Work item: Every line in the data below that holds "heart" should be found and copied.
++++ Given records ++++
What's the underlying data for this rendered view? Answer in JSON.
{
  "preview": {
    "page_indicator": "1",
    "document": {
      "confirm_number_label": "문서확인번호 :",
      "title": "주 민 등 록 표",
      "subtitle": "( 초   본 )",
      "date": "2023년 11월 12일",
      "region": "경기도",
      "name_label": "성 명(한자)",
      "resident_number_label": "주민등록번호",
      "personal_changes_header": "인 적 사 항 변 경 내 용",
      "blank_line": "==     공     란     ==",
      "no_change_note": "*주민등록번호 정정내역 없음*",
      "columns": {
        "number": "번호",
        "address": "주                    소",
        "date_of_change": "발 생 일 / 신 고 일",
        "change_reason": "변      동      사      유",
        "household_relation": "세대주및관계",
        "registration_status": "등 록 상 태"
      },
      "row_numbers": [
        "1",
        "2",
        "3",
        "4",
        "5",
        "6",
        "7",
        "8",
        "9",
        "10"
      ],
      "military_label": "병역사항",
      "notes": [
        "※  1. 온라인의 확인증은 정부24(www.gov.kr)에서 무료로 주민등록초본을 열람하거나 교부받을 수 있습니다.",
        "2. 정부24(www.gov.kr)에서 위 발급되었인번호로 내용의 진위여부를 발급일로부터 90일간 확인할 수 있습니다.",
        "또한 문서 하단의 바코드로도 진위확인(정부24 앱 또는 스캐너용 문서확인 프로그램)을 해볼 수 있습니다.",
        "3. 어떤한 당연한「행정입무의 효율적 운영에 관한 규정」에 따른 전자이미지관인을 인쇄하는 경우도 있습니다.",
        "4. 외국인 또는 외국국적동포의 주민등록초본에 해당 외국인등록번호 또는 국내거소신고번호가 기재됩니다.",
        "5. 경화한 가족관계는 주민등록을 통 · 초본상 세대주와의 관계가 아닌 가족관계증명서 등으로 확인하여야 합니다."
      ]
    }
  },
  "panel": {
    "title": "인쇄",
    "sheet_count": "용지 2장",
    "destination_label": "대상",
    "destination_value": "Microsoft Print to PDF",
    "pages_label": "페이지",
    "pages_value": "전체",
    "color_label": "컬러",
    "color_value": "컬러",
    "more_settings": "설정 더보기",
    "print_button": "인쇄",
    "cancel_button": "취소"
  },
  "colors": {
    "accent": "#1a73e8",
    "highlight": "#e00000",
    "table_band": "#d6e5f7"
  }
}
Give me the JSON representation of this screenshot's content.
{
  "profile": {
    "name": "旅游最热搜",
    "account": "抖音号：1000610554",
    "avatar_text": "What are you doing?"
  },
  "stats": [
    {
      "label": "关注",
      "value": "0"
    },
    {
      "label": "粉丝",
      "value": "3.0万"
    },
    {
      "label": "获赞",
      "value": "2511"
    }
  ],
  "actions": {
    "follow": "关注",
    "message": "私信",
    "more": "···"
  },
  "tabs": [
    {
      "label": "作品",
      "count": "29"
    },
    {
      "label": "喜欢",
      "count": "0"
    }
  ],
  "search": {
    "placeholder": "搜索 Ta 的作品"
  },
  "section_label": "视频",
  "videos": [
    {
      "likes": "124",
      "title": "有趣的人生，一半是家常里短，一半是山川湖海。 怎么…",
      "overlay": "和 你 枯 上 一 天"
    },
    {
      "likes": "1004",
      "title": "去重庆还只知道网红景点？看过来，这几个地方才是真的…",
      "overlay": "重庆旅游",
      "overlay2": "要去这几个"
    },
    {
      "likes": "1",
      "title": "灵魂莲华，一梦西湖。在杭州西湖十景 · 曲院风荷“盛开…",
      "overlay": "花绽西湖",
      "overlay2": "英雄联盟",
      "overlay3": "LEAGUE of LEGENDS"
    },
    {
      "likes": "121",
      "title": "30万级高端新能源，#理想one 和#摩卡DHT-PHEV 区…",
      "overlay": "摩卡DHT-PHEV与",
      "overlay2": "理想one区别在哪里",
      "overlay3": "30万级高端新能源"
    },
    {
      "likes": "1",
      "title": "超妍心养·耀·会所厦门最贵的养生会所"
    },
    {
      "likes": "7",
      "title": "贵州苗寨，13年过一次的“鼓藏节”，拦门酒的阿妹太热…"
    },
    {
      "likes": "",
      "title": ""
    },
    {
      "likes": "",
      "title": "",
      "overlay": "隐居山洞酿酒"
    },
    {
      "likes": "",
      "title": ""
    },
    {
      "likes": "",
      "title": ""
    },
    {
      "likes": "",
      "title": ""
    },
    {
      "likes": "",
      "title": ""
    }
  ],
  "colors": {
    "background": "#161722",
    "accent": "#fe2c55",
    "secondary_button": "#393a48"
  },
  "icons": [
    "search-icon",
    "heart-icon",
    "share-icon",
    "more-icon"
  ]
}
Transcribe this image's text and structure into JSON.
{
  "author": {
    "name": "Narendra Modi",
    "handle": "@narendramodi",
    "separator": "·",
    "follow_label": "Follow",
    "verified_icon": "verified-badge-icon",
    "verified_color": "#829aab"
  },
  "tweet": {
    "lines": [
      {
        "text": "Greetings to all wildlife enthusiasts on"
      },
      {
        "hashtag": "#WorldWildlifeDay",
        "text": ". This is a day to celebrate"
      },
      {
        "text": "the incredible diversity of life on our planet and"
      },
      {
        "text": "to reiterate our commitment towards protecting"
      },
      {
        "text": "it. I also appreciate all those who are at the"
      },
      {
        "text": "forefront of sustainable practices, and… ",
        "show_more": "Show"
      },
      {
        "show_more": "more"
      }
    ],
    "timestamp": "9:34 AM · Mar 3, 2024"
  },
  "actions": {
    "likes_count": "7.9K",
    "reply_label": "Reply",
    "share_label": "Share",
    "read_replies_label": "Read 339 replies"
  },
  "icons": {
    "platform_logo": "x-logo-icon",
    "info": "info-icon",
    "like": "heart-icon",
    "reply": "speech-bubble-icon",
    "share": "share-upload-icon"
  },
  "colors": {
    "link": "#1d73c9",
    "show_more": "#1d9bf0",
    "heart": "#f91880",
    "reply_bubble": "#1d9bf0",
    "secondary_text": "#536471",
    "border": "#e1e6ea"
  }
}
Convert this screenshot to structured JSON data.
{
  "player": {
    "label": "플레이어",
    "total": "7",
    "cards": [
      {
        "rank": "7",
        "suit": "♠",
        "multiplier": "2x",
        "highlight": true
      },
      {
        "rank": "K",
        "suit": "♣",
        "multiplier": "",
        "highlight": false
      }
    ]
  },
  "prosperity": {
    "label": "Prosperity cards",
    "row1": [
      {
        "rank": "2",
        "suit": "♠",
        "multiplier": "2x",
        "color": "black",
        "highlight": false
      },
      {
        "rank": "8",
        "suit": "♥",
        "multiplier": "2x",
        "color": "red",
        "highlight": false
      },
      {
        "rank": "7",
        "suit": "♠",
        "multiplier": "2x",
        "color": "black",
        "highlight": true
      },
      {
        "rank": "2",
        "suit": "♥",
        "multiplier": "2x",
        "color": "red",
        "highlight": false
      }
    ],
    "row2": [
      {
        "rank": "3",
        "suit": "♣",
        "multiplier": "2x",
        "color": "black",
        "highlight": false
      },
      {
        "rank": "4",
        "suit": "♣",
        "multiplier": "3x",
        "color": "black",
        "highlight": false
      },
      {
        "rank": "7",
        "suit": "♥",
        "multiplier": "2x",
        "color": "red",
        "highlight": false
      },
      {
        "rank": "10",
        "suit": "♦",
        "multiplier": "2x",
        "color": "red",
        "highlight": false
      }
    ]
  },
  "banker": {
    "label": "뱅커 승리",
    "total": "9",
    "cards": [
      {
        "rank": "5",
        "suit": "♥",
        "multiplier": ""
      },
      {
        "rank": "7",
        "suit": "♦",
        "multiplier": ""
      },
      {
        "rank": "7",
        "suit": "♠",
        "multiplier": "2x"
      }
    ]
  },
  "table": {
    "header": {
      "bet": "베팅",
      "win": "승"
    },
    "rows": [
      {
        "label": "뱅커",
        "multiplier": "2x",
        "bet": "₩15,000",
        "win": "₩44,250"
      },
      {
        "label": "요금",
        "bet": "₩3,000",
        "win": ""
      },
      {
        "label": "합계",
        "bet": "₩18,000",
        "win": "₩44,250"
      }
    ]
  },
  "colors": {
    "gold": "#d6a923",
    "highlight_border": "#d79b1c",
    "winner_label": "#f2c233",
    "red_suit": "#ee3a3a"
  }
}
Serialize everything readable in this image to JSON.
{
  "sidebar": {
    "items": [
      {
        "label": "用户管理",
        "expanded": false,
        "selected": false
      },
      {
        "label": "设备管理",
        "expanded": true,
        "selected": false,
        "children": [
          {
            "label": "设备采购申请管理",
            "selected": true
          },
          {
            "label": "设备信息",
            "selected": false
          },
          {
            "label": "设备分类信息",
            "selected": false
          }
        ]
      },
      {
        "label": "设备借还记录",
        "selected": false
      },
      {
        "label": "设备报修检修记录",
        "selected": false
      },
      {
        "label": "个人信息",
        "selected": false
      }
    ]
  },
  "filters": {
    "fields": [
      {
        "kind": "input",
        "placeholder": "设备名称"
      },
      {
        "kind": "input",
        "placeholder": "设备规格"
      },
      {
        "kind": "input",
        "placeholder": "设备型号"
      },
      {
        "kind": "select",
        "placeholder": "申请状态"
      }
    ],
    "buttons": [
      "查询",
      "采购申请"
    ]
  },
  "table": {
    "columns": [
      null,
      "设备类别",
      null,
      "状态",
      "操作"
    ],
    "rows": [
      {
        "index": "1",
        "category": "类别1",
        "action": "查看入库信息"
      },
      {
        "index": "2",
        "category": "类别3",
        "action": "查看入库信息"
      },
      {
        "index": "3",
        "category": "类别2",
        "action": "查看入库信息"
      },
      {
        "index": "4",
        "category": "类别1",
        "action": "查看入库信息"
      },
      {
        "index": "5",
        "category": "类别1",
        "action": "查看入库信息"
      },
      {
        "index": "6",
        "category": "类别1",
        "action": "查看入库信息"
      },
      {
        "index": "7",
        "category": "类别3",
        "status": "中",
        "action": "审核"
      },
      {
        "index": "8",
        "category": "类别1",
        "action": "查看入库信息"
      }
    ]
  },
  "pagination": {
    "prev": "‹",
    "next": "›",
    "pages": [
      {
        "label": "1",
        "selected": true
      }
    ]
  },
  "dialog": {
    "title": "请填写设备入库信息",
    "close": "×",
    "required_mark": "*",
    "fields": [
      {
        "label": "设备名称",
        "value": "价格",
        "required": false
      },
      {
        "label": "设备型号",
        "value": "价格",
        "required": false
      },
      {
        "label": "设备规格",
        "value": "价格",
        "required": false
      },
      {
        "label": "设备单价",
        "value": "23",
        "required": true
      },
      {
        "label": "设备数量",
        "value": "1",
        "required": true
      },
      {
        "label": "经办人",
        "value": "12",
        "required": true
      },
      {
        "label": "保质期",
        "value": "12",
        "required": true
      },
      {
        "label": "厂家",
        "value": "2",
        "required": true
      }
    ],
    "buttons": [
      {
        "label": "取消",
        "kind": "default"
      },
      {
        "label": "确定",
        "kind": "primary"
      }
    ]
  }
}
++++
Written reply:
    "heart-icon",
    "like": "heart-icon",
    "heart": "#f91880",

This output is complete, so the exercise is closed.